Bauer surprised himself by blushing and quietly followed the man around as he took him from person to person. A blur of faces turned into a cascade of names and soon Bauer was shamelessly smiling and chatting along with the party, allowing himself to be swept along with the wave of excitement that came with each new introduction. Bauer met women with cutting laughter and men with wild ideas. He drank from weightless champagne bowls and ate sugary desserts that melted quickly away in his mouth. He felt the deep tread of the carpet under his feet and sank into velvet cushions on vast sofas. The noise, tastes and sensations warmed him from within.
Traugott was the perfect host keeping each guest happy and nourished. His face always smiling and Bauer found he couldn’t help but stare at the man. A loud squeal of delight broke Bauer’s haze and for a moment he couldn’t see what everyone else could. People were looking past Traugott with smiles and making soft noises. Bauer began to rise from his seat to peer around Traugott when Traugott turned, bent down and twirled around a small golden haired boy dressed in neat striped pyjamas. The women were all talking about how beautiful Traugott’s son was, how he looked just liked him and won’t he make a fine film-maker for the Fuhrer one day. The men in the room smiled at the scene patiently and motioned to the maid to re-fill their glasses. It was only Bauer that noticed as the small boy dropped something to the floor. Philipp bent to pick it up and with a smile reached up towards Traugott with it. It was only as Traugott quickly took it back forcing into his pocket that Philipp realised what he had just held. The photograph of the Jewish family. The photograph Amsel had picked up to pass on to his contact. The photograph the librarian had hidden amongst the books. And it was the photograph that the SS Hauptsturmfuhrer Bauer had placed on the dead body of an informant as bait. Bait to catch a traitor.

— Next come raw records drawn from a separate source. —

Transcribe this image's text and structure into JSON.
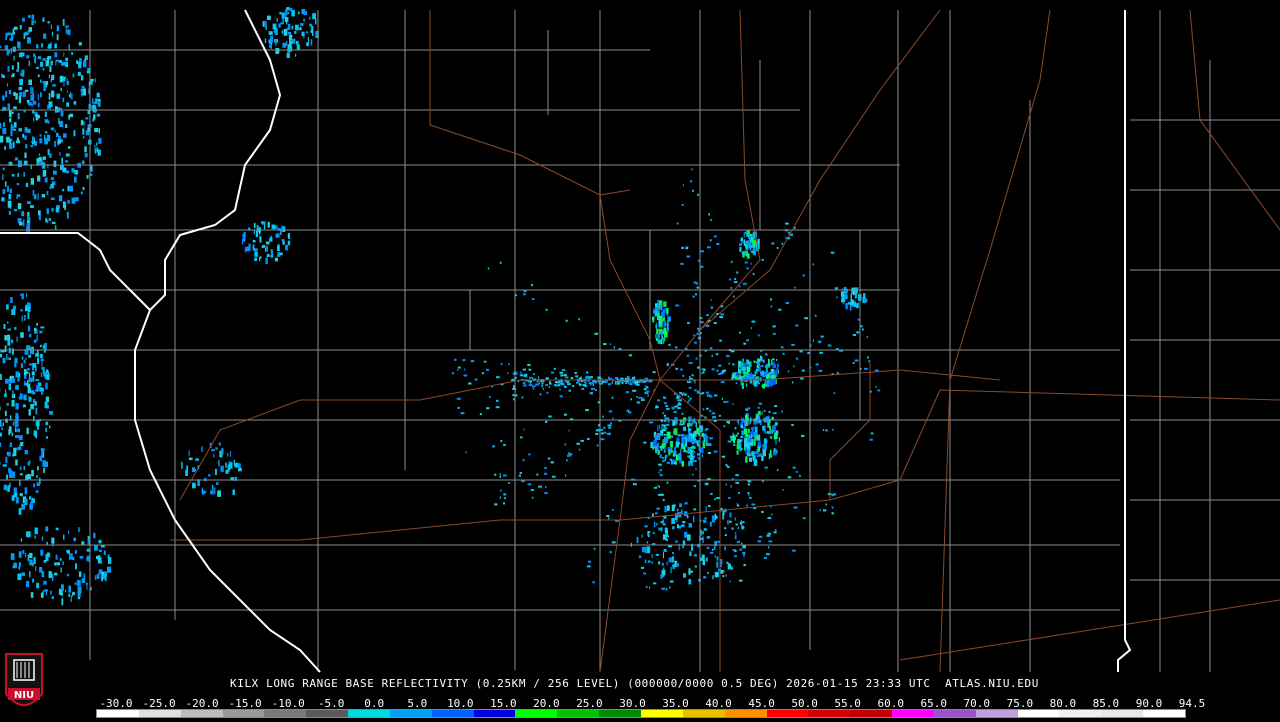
{
  "product": {
    "station": "KILX",
    "title_text": "KILX LONG RANGE BASE REFLECTIVITY (0.25KM / 256 LEVEL) (000000/0000 0.5 DEG) 2026-01-15 23:33 UTC  ATLAS.NIU.EDU"
  },
  "logo": {
    "text": "NIU",
    "brand_color": "#c8102e"
  },
  "colors": {
    "background": "#000000",
    "county_lines": "#8c8c8c",
    "state_lines": "#ffffff",
    "highways": "#8b4a2b"
  },
  "scale": {
    "labels": [
      "-30.0",
      "-25.0",
      "-20.0",
      "-15.0",
      "-10.0",
      "-5.0",
      "0.0",
      "5.0",
      "10.0",
      "15.0",
      "20.0",
      "25.0",
      "30.0",
      "35.0",
      "40.0",
      "45.0",
      "50.0",
      "55.0",
      "60.0",
      "65.0",
      "70.0",
      "75.0",
      "80.0",
      "85.0",
      "90.0",
      "94.5"
    ],
    "colors": [
      "#ffffff",
      "#e0e0e0",
      "#bdbdbd",
      "#9a9a9a",
      "#7a7a7a",
      "#5a5a5a",
      "#00d8e0",
      "#00a0f0",
      "#0060ff",
      "#0000e0",
      "#00ff00",
      "#00c000",
      "#008800",
      "#ffff00",
      "#e7c000",
      "#ff9000",
      "#ff0000",
      "#d60000",
      "#c00000",
      "#ff00ff",
      "#9955c9",
      "#c0a0e0",
      "#ffffff",
      "#f0f0f0",
      "#e8e8e8",
      "#ffffff"
    ]
  }
}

Bauer fought against the urge to throw down his drink and confront Traugott. As a loyal servant of the Fuhrer it was his duty to expose traitors but he bit down on the desire and tried to think. His face flushed hot and he forced himself to sit on the sofa and gulp down the fizzy liquid in his hand. Even after the drink his mouth remained dry and it took all his strength to keep a smile fixed in place. The collar on his shirt became tight and the clipped voices of the room began to irritate.
“Are you alright Hirsch?” a voice said. “Hirsch?”
Bauer strained his head up to see Traugott staring down at him. A cold empty look in Traugott’s eyes. “Can I get you a glass of water?”
“No!” said Bauer, “I mean No thank you Herr Traugott. I think I may have had a little more champagne than I am used to. Perhaps some air would do me good.”
“I see,” said Traugott, “Or maybe a lie down? I can get the maid to show you to the guestroom.”
“No, no, no thank you,” repeated Bauer, “I should go. I don’t want to spoil such a wonderful party. You have been most kind.” He got up to leave unable to look directly at Traugott.
Traugott’s hand was held out in front of him.
“Then I thank you for coming and wish you a safe journey home. I trust I will see you at the office on Monday?”
“Of course, of course,” answered Bauer hastily. He slowly reached out his hand and as the film-maker’s hand grasped his, he looked up. The candle glow reflected gently in Traugott’s eyes. A soft, appealing look reached out towards Bauer and he quickly withdrew his hand. Within three minutes he was back on the Berlin streets gulping the cool summer air of the city.